■ About this task
Copy every line below where the string "type" is found.

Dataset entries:
* * *

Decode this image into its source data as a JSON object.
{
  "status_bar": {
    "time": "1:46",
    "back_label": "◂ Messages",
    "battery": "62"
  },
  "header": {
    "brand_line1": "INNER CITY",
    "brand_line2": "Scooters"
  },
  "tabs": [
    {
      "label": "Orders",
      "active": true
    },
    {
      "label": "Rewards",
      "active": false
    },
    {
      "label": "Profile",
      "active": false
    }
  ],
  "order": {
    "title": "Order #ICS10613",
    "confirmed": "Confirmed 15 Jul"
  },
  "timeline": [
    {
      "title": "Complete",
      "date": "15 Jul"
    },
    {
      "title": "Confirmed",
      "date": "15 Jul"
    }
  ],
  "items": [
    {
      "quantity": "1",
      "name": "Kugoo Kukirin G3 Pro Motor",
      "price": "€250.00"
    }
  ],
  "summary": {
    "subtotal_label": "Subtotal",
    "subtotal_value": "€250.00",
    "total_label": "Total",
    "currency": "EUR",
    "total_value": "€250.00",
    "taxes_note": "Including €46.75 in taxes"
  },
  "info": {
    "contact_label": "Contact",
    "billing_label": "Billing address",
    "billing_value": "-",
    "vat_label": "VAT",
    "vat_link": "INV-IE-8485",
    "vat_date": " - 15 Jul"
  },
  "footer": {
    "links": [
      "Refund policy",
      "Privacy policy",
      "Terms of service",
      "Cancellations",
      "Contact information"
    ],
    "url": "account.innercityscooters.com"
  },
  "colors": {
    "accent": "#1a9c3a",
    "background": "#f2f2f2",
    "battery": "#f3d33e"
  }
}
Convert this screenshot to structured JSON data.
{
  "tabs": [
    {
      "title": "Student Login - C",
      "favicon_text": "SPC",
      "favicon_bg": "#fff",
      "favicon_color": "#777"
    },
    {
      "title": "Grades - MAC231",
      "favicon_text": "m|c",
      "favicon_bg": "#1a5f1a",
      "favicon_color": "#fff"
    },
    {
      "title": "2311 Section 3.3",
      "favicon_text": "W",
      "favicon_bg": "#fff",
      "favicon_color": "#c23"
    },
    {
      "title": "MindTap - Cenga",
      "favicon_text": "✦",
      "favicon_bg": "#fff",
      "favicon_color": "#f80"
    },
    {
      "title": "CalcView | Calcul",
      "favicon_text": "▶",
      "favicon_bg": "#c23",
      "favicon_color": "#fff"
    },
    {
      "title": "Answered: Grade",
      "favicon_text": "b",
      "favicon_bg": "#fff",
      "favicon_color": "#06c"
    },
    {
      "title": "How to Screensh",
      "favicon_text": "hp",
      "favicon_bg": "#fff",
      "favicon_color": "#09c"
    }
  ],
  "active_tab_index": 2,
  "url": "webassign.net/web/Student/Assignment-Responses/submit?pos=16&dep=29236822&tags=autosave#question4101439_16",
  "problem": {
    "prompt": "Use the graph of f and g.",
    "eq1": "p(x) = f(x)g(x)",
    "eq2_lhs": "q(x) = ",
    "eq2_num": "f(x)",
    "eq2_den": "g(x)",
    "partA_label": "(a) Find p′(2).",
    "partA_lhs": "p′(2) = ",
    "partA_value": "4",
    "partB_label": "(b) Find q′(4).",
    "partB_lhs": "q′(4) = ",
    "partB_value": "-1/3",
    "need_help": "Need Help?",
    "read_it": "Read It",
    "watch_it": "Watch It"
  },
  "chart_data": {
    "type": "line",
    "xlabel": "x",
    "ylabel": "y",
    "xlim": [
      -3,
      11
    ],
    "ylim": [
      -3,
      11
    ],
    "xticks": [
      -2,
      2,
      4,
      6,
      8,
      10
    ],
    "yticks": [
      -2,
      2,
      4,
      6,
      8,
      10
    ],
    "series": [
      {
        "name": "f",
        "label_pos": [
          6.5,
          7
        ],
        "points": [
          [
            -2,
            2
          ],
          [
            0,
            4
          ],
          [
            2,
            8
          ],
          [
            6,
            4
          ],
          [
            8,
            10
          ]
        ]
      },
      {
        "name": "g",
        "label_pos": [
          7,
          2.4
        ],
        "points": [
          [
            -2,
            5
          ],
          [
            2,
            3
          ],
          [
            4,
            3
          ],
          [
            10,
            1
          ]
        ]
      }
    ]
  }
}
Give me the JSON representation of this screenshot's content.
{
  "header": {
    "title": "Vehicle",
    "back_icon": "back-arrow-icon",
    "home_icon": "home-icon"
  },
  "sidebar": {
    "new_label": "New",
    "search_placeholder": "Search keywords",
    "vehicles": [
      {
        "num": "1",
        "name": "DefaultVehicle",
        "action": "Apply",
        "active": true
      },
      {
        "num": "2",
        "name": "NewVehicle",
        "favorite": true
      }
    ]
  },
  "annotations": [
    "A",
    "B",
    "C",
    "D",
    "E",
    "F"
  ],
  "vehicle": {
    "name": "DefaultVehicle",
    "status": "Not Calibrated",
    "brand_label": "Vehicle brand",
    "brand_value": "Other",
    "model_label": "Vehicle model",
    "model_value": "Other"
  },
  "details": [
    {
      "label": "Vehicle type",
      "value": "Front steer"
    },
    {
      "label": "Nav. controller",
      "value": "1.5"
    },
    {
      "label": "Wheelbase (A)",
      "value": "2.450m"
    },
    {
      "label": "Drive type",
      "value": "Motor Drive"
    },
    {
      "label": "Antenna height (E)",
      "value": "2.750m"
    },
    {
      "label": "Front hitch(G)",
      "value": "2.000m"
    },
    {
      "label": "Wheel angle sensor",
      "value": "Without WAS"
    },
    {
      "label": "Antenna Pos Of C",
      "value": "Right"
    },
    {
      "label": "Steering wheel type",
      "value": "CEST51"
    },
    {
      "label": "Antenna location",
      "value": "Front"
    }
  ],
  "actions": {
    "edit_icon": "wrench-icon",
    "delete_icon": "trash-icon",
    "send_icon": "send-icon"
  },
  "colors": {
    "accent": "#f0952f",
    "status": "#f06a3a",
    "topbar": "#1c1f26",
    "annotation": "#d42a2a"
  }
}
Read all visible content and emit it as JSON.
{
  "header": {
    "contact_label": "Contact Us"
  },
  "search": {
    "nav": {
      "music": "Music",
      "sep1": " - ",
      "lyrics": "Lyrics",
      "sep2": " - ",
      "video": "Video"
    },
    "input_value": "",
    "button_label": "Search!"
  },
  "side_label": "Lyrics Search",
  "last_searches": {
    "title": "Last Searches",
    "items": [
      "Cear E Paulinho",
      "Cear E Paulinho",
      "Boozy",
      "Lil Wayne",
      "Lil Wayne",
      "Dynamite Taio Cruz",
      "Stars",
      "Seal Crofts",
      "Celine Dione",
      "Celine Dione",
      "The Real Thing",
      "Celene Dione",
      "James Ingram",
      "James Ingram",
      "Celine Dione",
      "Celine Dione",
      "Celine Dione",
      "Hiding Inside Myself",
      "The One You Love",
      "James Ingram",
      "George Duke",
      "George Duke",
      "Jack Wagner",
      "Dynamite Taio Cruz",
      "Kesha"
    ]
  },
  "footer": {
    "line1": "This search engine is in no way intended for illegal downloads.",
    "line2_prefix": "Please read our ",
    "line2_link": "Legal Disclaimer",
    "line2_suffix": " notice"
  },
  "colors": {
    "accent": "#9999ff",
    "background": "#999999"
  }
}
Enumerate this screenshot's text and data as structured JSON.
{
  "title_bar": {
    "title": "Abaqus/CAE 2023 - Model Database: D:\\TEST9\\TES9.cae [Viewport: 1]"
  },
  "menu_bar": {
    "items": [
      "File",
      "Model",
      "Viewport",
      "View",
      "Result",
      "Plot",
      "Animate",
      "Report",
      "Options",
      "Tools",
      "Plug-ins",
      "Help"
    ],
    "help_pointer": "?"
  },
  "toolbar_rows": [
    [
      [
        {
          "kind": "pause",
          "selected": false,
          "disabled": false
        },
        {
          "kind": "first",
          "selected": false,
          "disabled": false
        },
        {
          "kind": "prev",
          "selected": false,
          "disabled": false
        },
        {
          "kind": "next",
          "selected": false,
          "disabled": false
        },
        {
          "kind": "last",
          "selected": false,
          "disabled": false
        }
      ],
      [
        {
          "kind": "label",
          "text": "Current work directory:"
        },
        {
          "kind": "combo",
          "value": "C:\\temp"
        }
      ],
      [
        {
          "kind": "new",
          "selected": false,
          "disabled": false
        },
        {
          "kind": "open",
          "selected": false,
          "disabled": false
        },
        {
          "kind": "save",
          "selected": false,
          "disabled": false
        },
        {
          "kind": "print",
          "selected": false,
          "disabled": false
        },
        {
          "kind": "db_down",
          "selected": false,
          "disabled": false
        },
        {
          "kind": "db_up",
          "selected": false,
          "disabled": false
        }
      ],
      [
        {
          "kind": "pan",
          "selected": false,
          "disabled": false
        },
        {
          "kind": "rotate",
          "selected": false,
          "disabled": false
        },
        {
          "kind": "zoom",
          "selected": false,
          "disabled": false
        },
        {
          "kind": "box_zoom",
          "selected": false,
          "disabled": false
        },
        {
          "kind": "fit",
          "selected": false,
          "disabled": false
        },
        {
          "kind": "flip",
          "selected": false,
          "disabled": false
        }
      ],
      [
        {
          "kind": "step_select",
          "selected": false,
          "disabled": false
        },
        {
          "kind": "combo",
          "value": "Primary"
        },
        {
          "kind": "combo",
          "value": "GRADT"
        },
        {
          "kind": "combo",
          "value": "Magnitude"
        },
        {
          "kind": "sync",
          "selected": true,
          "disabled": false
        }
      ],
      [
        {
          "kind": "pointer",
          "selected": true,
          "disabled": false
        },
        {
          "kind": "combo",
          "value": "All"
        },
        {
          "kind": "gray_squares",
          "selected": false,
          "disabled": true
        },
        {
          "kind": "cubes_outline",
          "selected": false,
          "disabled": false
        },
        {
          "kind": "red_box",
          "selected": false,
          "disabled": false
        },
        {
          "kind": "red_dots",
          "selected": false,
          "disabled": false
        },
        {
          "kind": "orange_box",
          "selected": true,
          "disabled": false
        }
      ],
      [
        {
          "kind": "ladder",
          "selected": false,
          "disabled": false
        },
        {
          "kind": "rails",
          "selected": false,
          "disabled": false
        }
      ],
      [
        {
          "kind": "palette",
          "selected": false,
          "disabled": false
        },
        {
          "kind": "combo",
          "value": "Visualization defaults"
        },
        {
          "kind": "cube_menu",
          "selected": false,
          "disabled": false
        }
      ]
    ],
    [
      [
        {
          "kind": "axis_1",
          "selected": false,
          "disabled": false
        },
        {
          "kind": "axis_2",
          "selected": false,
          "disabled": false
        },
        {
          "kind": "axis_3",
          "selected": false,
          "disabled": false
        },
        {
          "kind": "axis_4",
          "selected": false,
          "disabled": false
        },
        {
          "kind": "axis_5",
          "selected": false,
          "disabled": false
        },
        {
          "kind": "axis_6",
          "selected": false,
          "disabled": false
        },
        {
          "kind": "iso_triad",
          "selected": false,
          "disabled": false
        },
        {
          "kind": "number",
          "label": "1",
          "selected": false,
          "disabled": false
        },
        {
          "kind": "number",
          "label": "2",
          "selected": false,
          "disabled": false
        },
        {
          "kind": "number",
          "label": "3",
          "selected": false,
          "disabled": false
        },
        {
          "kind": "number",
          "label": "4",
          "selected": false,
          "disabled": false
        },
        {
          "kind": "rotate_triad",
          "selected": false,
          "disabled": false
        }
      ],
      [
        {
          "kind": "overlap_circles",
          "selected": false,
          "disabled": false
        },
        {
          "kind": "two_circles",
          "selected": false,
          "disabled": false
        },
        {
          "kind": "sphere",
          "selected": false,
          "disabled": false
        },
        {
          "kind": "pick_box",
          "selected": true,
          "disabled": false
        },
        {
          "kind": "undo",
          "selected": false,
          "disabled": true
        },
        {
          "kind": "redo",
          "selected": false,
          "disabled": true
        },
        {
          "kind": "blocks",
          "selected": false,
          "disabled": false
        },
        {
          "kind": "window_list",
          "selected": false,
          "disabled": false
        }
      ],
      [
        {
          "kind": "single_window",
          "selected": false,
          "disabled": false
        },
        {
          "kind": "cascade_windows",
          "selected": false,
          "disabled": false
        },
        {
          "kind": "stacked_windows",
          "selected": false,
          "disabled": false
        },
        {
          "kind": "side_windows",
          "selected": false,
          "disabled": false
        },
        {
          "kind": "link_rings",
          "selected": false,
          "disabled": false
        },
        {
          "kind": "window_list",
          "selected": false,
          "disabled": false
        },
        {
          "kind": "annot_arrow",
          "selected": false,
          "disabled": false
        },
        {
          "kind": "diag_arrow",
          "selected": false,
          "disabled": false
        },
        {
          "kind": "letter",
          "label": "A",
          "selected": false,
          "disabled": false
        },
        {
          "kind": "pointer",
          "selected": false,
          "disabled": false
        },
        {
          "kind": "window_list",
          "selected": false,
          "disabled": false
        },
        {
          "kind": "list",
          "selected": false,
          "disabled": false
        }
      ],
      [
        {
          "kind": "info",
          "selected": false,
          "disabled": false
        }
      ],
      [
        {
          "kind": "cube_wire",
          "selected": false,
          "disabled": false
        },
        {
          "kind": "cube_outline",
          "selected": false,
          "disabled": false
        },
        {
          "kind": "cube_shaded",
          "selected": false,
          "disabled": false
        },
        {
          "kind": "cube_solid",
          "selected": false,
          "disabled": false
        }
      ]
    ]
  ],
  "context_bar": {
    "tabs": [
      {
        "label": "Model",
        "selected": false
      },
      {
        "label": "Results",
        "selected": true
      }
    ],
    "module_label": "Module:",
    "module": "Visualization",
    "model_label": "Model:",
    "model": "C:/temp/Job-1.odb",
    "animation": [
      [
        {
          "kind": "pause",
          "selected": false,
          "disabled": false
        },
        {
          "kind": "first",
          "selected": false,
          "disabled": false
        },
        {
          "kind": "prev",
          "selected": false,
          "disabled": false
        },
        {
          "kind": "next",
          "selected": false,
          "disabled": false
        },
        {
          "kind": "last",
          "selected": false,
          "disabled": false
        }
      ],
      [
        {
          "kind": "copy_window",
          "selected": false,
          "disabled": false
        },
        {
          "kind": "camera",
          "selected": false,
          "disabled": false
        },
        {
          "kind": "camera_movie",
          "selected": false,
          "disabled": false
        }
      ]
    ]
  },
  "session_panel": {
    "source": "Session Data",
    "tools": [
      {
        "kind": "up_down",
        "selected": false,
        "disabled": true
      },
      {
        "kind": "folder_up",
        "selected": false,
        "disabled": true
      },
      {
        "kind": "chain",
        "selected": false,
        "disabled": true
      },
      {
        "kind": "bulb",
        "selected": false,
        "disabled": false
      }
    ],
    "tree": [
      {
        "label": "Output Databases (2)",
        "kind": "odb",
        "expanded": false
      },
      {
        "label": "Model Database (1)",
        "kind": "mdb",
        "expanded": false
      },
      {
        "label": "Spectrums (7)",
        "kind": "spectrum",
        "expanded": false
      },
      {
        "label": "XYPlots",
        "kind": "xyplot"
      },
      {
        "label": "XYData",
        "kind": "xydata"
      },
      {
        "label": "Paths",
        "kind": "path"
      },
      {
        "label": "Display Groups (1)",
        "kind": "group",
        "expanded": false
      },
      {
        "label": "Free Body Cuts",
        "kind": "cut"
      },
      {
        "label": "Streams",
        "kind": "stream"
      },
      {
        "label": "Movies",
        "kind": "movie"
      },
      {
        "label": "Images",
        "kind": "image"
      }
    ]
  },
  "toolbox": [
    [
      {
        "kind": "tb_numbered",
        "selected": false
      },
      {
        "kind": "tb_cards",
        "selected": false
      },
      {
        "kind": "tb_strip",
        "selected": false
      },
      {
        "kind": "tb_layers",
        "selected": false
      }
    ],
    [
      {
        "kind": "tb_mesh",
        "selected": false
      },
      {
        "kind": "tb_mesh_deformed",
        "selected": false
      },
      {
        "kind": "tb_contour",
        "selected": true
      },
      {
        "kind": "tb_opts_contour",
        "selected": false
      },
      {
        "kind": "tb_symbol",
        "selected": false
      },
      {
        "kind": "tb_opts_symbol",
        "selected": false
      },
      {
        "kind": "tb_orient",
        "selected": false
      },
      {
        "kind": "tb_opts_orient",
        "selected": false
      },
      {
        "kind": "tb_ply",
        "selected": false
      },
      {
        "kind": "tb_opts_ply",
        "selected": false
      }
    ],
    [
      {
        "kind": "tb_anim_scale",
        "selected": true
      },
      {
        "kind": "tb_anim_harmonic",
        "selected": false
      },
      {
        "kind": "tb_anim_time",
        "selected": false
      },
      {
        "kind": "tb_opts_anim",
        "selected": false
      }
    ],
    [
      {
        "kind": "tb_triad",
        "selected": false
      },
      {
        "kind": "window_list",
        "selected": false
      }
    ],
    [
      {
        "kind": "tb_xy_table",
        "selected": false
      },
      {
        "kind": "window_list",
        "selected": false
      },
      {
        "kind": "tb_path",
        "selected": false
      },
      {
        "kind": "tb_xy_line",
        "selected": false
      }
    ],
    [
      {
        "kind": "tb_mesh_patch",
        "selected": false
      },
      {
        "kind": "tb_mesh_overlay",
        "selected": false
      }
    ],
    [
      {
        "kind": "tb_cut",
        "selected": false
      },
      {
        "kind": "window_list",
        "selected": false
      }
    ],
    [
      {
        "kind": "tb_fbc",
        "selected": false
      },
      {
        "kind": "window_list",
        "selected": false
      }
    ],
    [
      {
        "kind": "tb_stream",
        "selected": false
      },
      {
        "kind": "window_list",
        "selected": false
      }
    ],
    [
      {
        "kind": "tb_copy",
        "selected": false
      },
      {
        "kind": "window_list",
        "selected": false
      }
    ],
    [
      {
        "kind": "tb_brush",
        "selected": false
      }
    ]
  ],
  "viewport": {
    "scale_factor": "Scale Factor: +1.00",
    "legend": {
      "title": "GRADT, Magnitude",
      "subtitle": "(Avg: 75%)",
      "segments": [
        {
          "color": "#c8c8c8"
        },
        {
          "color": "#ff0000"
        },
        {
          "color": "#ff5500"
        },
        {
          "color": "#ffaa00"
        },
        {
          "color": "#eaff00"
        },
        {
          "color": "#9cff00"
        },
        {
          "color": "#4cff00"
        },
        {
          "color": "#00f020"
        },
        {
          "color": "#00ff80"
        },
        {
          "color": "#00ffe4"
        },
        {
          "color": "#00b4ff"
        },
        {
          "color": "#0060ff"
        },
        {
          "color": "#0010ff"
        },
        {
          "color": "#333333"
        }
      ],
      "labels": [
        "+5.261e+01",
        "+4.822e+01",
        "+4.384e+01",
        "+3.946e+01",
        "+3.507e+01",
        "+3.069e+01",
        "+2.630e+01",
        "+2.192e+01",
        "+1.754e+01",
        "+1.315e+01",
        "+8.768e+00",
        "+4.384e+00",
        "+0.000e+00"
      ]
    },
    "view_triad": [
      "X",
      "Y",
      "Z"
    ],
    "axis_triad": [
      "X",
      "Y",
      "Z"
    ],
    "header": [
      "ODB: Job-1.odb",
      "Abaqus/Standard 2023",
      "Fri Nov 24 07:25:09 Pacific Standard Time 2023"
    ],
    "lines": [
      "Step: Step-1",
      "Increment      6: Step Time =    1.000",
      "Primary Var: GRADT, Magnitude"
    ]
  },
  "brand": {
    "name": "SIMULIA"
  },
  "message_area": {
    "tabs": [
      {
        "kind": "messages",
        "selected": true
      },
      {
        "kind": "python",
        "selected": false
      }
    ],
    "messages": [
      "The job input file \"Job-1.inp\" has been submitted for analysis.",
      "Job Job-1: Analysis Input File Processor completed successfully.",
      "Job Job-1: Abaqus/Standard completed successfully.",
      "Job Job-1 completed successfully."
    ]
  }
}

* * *

■ Output of the task
    "type": "line",
      "label": "Vehicle type",
      "label": "Drive type",
      "label": "Steering wheel type",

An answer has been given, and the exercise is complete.